Then in September 2012 Harter’s new partner, Richard, happened to mention the case to an Indiana State Police agent who worshipped at the same church. That conversation provoked investigators to chase up the missing boy’s Social Security number.
Consequently, this time they struck gold: in Long Prairie there was a man using the very same number. Furthermore, his birth date was a match for Richard Landers Jr. Detectives then duly contacted law enforcement in Minnesota, who launched the investigation that led to the shocking reveal.
Interestingly, however, the case is not as clear-cut as it first appears. According to John R. Russell, who investigated the case back when Richard Jr. first disappeared, Harter and her partner were jobless and living in a car at the time of the abduction. So, in fact, the boy’s grandparents kidnapped Richard Jr. out of love and protection.

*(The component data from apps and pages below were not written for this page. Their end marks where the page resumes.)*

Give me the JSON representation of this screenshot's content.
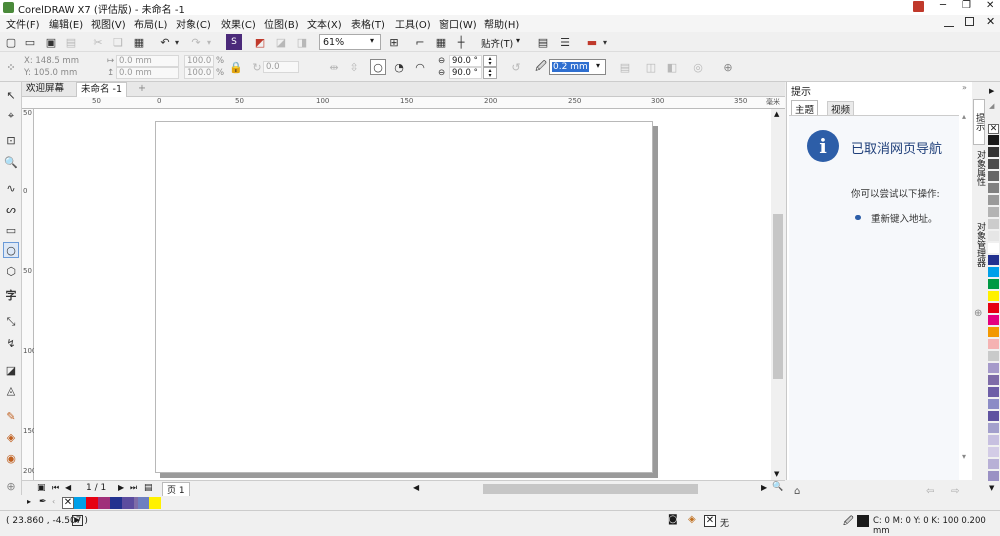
{
  "title": {
    "text": "CorelDRAW X7 (评估版) - 未命名 -1",
    "minimize": "─",
    "restore": "❐",
    "close": "✕"
  },
  "menu": [
    "文件(F)",
    "编辑(E)",
    "视图(V)",
    "布局(L)",
    "对象(C)",
    "效果(C)",
    "位图(B)",
    "文本(X)",
    "表格(T)",
    "工具(O)",
    "窗口(W)",
    "帮助(H)"
  ],
  "toolbar": {
    "zoom": "61%",
    "snap": "贴齐(T)"
  },
  "props": {
    "x": "X: 148.5 mm",
    "y": "Y: 105.0 mm",
    "w": "0.0 mm",
    "h": "0.0 mm",
    "sx": "100.0",
    "sy": "100.0",
    "pct": "%",
    "rot": "0.0",
    "angle1": "90.0 °",
    "angle2": "90.0 °",
    "outline": "0.2 mm"
  },
  "tabs": {
    "welcome": "欢迎屏幕",
    "doc": "未命名 -1",
    "add": "+"
  },
  "ruler": [
    "50",
    "0",
    "50",
    "100",
    "150",
    "200",
    "250",
    "300",
    "350"
  ],
  "ruler_unit": "毫米",
  "vruler": [
    "50",
    "0",
    "50",
    "100",
    "150",
    "200"
  ],
  "hint": {
    "title": "提示",
    "tab_topic": "主题",
    "tab_video": "视频",
    "heading": "已取消网页导航",
    "body": "你可以尝试以下操作:",
    "bullet": "重新键入地址。"
  },
  "sidetabs": [
    "提示",
    "对象属性",
    "对象管理器"
  ],
  "pages": {
    "counter": "1 / 1",
    "tab": "页 1"
  },
  "status": {
    "coords": "( 23.860 , -4.507 )",
    "fill_none": "无",
    "outline_info": "C: 0 M: 0 Y: 0 K: 100  0.200 mm"
  },
  "palette_colors": [
    "#ffffff",
    "#1a1a1a",
    "#333333",
    "#4d4d4d",
    "#666666",
    "#808080",
    "#999999",
    "#b3b3b3",
    "#cccccc",
    "#e6e6e6",
    "#ffffff",
    "#22318f",
    "#00a0e9",
    "#009944",
    "#fff100",
    "#e60012",
    "#e4007f",
    "#f39800",
    "#f5b2b2",
    "#c9caca",
    "#a59aca",
    "#7e6ca8",
    "#6d5ea7",
    "#8c8cc6",
    "#5f52a0",
    "#a3a0cc",
    "#c7c0e0",
    "#d3cce6",
    "#b8b0d6",
    "#9a91c4",
    "#7a6fb0"
  ],
  "docpal_colors": [
    "#00a0e9",
    "#e60012",
    "#a0307a",
    "#22318f",
    "#5b4c9f",
    "#7e6ca8",
    "#6d7fc0",
    "#fff100"
  ]
}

Talking about the grandparents, Russell added to the Daily Mail, “These people were nice people. It was wrong for them to do it, but I can understand why. But I also didn’t think that the child would be in any danger with them.”
This sentiment was echoed by Bobbie, Richard Jr.’s wife. In a Facebook post, she spoke out defending the extreme actions that his grandparents had taken almost two decades before. “His ‘grandparents’ didn’t follow the law,” it said, “but they did what was right.”
Meanwhile, Richard Jr. himself was clearly shocked by the revelations, although it’s unclear exactly which aspects from his past the young man was aware of. Nonetheless, he was quick to take to social media to support the couple who had raised him.
In response to coverage of the story on the Facebook wall of local news station KARE 11, Richard Jr. wrote, “For you people who jump to conclusions, you should find out the whole story. I was right where I needed to be. My ‘grandparents’ were in the right and I don’t care what anyone else thinks.”
But despite Richard Jr.’s unwavering support for his abductors, both Harter and Richard Sr. were delighted to discover that their son had finally been located. “We always just kept it in the back of our minds that we believed we were going to see him again,” the boy’s father told KARE 11.
At the time, Richard Sr. also said that he forgave his parents for their actions and hoped to reconnect with both them and his son. And although news outlets reported that Richard Jr.’s grandparents might face federal charges for abducting the boy, nothing more has been reported on the case since 2013. Hopefully, then, the family have been able to settle the matter out of court and move on with their lives.